“It’s still shocking to me how the role of schools responding to the eviction crisis is not fully appreciated,” she said.
On an August morning in St. George, when the temperature reached 90 degrees before 10 a.m., Carr loaded boxes of pencils, notebooks, scissors and other school supplies onto the utility trailer of a volunteer’s pickup truck. He pulled himself into the passenger seat and greeted a second volunteer sitting behind him.
During the drive to a district warehouse, where they would retrieve hundreds of backpacks for a school supply drive, the second volunteer — a St. George native — asked Carr who would receive the backpacks.
“We have maybe 700 kids considered homeless,” Carr told the volunteer, who seemed shocked. The volunteer said he never imagined there could be homeless children in southern Utah.
Later, Carr reflected on how often he encounters this reaction when he explains his job.
“People think we’re wealthy and fine,” he said. “When I go around and say, 41% of our students qualify for free lunch, no one can believe that. When I give the homeless numbers, they go, ‘Wait, we have homeless kids?’”
Despite many residents’ ignorance of the extent of homelessness in Washington County, a tally of in-kind and cash donations to Carr’s department easily tops $300,000 each year — about five times his total budget of $60,000 from the district and state. The state’s portion is almost entirely federal McKinney-Vento money, passed on to local school districts through a grant application process. The number of homeless students in a district does not necessarily change the size of the grant the district receives, as the money is distributed in a lump sum, not based on a per-student formula.
Over the next three years, though, the $800 million from the federal government could radically transform how Carr and other liaisons do their job. It’s more money than the feds have given to support homeless students in the past 10 years combined, according to Duffield, and comes with few strings attached. School districts can even spend the cash on temporary housing for families.
But the funding, which Biden signed into law last March, took months to land in local coffers. In August, Carr joined a Zoom meeting with other school district liaisons in Utah and an official from the State Board of Education. The official informed them that the state had barely two weeks to submit a plan on how to spend about $500,000 in new funding to help homeless students, a rushed timeline that baffled Carr.
“Here we are at the start of the school year, when everyone’s slammed, making this big of a decision?” he muttered on mute.
Still, the brainstorming session yielded several ideas on how to spend the money in new ways: Meals for students on nights and weekends, mental health care and therapists, cellphones for families. Carr’s contribution: paying for housing application fees.

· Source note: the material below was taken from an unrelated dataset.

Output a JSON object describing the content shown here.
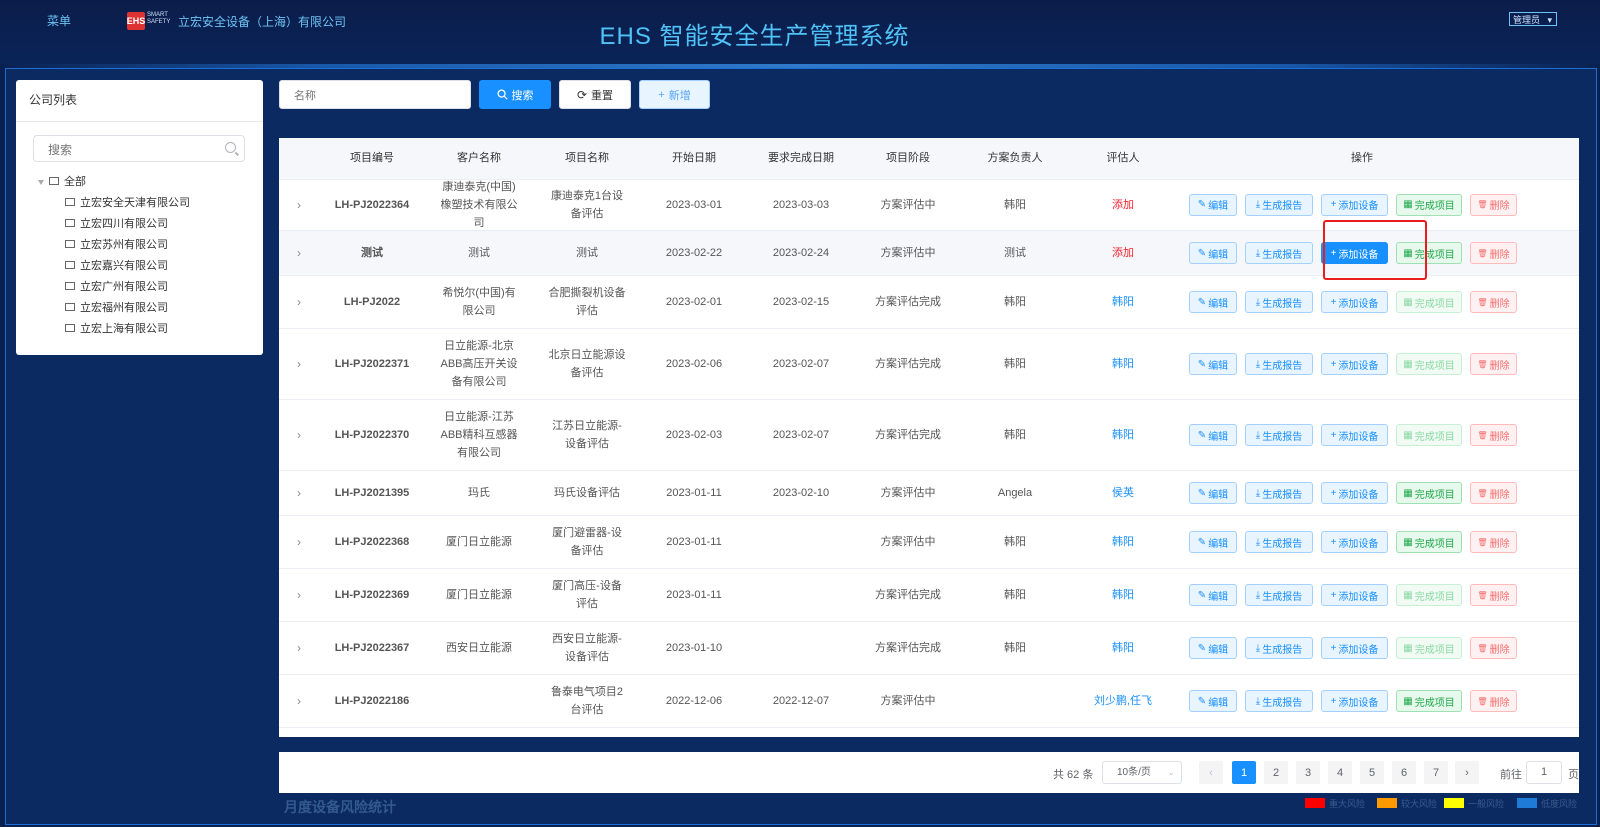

In other parts of the country, Duffield has heard from liaisons who want to pay for new wellness centers at schools or housing navigators for parents. The problem with executing those ideas, she noted, is that many workers like Carr are exhausted.
“You finally have the time to dream big, but you’re burnt to a crisp,” Duffield said.
That’s true for Carr. After seven years on the job, he plans to retire after the next school year.
“When I started, I wanted to solve the world,” he said, “but I realized you can’t by yourself.”
He had hoped, with the extra federal money arriving soon, to hire additional staff to help specifically with his search and support for homeless youth who lack parents or guardians. He also imagined one of the new hires could eventually succeed him. But he said the superintendent rejected that idea, mostly because the school district — like many across the nation — is already having trouble finding qualified staff for their open positions.
For now, Carr will continue doing the job on his own.